::: Available data

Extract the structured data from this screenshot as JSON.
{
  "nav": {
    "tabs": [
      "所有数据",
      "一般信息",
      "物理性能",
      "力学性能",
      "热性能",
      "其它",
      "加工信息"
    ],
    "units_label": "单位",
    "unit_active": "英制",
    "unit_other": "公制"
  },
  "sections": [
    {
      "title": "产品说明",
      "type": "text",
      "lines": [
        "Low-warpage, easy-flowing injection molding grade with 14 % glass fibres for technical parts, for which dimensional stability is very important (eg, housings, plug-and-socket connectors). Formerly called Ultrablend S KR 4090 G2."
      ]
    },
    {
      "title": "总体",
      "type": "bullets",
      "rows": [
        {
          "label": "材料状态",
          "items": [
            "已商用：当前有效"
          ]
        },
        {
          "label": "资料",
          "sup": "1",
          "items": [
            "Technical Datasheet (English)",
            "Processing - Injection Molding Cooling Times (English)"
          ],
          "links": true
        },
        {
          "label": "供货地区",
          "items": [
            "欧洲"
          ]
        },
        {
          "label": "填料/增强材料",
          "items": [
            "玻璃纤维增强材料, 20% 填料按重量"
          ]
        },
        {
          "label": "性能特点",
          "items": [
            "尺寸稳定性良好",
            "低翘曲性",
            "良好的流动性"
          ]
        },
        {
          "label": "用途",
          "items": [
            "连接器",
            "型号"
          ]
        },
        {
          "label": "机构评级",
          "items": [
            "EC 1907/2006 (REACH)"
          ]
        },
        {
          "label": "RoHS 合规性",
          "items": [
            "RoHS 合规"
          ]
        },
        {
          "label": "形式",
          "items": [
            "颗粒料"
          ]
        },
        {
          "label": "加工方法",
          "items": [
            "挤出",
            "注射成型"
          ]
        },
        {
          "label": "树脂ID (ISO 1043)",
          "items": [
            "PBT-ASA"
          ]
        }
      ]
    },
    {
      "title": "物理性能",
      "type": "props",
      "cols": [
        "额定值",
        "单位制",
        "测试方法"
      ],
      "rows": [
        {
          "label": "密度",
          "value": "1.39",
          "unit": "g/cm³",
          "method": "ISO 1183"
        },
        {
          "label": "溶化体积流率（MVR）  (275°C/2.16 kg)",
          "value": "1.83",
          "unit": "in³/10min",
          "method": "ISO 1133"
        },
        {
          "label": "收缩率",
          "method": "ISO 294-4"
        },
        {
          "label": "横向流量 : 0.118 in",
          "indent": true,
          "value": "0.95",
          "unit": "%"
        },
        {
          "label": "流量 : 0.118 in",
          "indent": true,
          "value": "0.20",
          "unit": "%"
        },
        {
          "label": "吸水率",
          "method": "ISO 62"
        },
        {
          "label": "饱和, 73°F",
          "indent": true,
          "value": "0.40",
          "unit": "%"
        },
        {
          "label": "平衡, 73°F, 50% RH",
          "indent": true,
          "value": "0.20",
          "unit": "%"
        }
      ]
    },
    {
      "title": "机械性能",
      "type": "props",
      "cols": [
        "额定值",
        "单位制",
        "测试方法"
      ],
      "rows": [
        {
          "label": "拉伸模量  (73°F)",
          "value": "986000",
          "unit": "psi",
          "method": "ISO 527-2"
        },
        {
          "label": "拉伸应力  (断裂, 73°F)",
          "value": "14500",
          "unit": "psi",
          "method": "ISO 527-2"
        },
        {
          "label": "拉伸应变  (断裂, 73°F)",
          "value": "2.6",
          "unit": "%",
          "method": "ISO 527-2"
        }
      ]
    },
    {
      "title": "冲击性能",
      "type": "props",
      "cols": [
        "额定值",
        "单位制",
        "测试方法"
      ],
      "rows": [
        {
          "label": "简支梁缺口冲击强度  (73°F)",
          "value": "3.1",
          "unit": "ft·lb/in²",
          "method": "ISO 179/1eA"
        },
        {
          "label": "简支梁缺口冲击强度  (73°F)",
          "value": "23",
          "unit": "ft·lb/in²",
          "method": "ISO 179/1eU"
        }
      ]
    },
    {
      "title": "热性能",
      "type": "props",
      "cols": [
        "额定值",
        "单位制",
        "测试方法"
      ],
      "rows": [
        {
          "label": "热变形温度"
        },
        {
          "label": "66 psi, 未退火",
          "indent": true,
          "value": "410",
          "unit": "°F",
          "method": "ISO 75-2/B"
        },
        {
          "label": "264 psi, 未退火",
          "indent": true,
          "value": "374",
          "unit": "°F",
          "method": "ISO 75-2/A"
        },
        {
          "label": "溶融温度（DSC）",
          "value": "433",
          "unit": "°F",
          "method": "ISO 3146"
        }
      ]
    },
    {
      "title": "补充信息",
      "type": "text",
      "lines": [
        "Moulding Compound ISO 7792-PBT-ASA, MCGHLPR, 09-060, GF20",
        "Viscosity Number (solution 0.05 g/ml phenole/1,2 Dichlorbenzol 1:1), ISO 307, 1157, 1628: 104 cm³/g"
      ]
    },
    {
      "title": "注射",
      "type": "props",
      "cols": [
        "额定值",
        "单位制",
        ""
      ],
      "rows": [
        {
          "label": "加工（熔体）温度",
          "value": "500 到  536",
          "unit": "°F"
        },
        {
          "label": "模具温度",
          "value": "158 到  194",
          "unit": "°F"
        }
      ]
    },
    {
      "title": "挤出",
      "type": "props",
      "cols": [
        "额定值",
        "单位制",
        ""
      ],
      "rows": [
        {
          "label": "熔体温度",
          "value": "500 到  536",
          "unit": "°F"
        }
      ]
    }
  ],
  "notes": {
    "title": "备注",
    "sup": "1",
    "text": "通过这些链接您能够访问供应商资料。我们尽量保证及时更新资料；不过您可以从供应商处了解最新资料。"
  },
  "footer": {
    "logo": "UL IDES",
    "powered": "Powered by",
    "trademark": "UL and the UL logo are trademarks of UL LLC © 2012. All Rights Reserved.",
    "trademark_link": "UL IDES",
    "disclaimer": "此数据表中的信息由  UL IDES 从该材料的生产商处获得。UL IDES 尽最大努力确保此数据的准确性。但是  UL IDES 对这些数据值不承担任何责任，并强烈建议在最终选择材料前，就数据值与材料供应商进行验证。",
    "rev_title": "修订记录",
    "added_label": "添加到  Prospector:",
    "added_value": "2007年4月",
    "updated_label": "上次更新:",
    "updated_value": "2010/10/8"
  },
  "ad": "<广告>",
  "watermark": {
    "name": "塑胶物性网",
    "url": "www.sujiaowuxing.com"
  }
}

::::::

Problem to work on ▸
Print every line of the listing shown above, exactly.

Expected answer ▸
Extract the structured data from this screenshot as JSON.
{
  "nav": {
    "tabs": [
      "所有数据",
      "一般信息",
      "物理性能",
      "力学性能",
      "热性能",
      "其它",
      "加工信息"
    ],
    "units_label": "单位",
    "unit_active": "英制",
    "unit_other": "公制"
  },
  "sections": [
    {
      "title": "产品说明",
      "type": "text",
      "lines": [
        "Low-warpage, easy-flowing injection molding grade with 14 % glass fibres for technical parts, for which dimensional stability is very important (eg, housings, plug-and-socket connectors). Formerly called Ultrablend S KR 4090 G2."
      ]
    },
    {
      "title": "总体",
      "type": "bullets",
      "rows": [
        {
          "label": "材料状态",
          "items": [
            "已商用：当前有效"
          ]
        },
        {
          "label": "资料",
          "sup": "1",
          "items": [
            "Technical Datasheet (English)",
            "Processing - Injection Molding Cooling Times (English)"
          ],
          "links": true
        },
        {
          "label": "供货地区",
          "items": [
            "欧洲"
          ]
        },
        {
          "label": "填料/增强材料",
          "items": [
            "玻璃纤维增强材料, 20% 填料按重量"
          ]
        },
        {
          "label": "性能特点",
          "items": [
            "尺寸稳定性良好",
            "低翘曲性",
            "良好的流动性"
          ]
        },
        {
          "label": "用途",
          "items": [
            "连接器",
            "型号"
          ]
        },
        {
          "label": "机构评级",
          "items": [
            "EC 1907/2006 (REACH)"
          ]
        },
        {
          "label": "RoHS 合规性",
          "items": [
            "RoHS 合规"
          ]
        },
        {
          "label": "形式",
          "items": [
            "颗粒料"
          ]
        },
        {
          "label": "加工方法",
          "items": [
            "挤出",
            "注射成型"
          ]
        },
        {
          "label": "树脂ID (ISO 1043)",
          "items": [
            "PBT-ASA"
          ]
        }
      ]
    },
    {
      "title": "物理性能",
      "type": "props",
      "cols": [
        "额定值",
        "单位制",
        "测试方法"
      ],
      "rows": [
        {
          "label": "密度",
          "value": "1.39",
          "unit": "g/cm³",
          "method": "ISO 1183"
        },
        {
          "label": "溶化体积流率（MVR）  (275°C/2.16 kg)",
          "value": "1.83",
          "unit": "in³/10min",
          "method": "ISO 1133"
        },
        {
          "label": "收缩率",
          "method": "ISO 294-4"
        },
        {
          "label": "横向流量 : 0.118 in",
          "indent": true,
          "value": "0.95",
          "unit": "%"
        },
        {
          "label": "流量 : 0.118 in",
          "indent": true,
          "value": "0.20",
          "unit": "%"
        },
        {
          "label": "吸水率",
          "method": "ISO 62"
        },
        {
          "label": "饱和, 73°F",
          "indent": true,
          "value": "0.40",
          "unit": "%"
        },
        {
          "label": "平衡, 73°F, 50% RH",
          "indent": true,
          "value": "0.20",
          "unit": "%"
        }
      ]
    },
    {
      "title": "机械性能",
      "type": "props",
      "cols": [
        "额定值",
        "单位制",
        "测试方法"
      ],
      "rows": [
        {
          "label": "拉伸模量  (73°F)",
          "value": "986000",
          "unit": "psi",
          "method": "ISO 527-2"
        },
        {
          "label": "拉伸应力  (断裂, 73°F)",
          "value": "14500",
          "unit": "psi",
          "method": "ISO 527-2"
        },
        {
          "label": "拉伸应变  (断裂, 73°F)",
          "value": "2.6",
          "unit": "%",
          "method": "ISO 527-2"
        }
      ]
    },
    {
      "title": "冲击性能",
      "type": "props",
      "cols": [
        "额定值",
        "单位制",
        "测试方法"
      ],
      "rows": [
        {
          "label": "简支梁缺口冲击强度  (73°F)",
          "value": "3.1",
          "unit": "ft·lb/in²",
          "method": "ISO 179/1eA"
        },
        {
          "label": "简支梁缺口冲击强度  (73°F)",
          "value": "23",
          "unit": "ft·lb/in²",
          "method": "ISO 179/1eU"
        }
      ]
    },
    {
      "title": "热性能",
      "type": "props",
      "cols": [
        "额定值",
        "单位制",
        "测试方法"
      ],
      "rows": [
        {
          "label": "热变形温度"
        },
        {
          "label": "66 psi, 未退火",
          "indent": true,
          "value": "410",
          "unit": "°F",
          "method": "ISO 75-2/B"
        },
        {
          "label": "264 psi, 未退火",
          "indent": true,
          "value": "374",
          "unit": "°F",
          "method": "ISO 75-2/A"
        },
        {
          "label": "溶融温度（DSC）",
          "value": "433",
          "unit": "°F",
          "method": "ISO 3146"
        }
      ]
    },
    {
      "title": "补充信息",
      "type": "text",
      "lines": [
        "Moulding Compound ISO 7792-PBT-ASA, MCGHLPR, 09-060, GF20",
        "Viscosity Number (solution 0.05 g/ml phenole/1,2 Dichlorbenzol 1:1), ISO 307, 1157, 1628: 104 cm³/g"
      ]
    },
    {
      "title": "注射",
      "type": "props",
      "cols": [
        "额定值",
        "单位制",
        ""
      ],
      "rows": [
        {
          "label": "加工（熔体）温度",
          "value": "500 到  536",
          "unit": "°F"
        },
        {
          "label": "模具温度",
          "value": "158 到  194",
          "unit": "°F"
        }
      ]
    },
    {
      "title": "挤出",
      "type": "props",
      "cols": [
        "额定值",
        "单位制",
        ""
      ],
      "rows": [
        {
          "label": "熔体温度",
          "value": "500 到  536",
          "unit": "°F"
        }
      ]
    }
  ],
  "notes": {
    "title": "备注",
    "sup": "1",
    "text": "通过这些链接您能够访问供应商资料。我们尽量保证及时更新资料；不过您可以从供应商处了解最新资料。"
  },
  "footer": {
    "logo": "UL IDES",
    "powered": "Powered by",
    "trademark": "UL and the UL logo are trademarks of UL LLC © 2012. All Rights Reserved.",
    "trademark_link": "UL IDES",
    "disclaimer": "此数据表中的信息由  UL IDES 从该材料的生产商处获得。UL IDES 尽最大努力确保此数据的准确性。但是  UL IDES 对这些数据值不承担任何责任，并强烈建议在最终选择材料前，就数据值与材料供应商进行验证。",
    "rev_title": "修订记录",
    "added_label": "添加到  Prospector:",
    "added_value": "2007年4月",
    "updated_label": "上次更新:",
    "updated_value": "2010/10/8"
  },
  "ad": "<广告>",
  "watermark": {
    "name": "塑胶物性网",
    "url": "www.sujiaowuxing.com"
  }
}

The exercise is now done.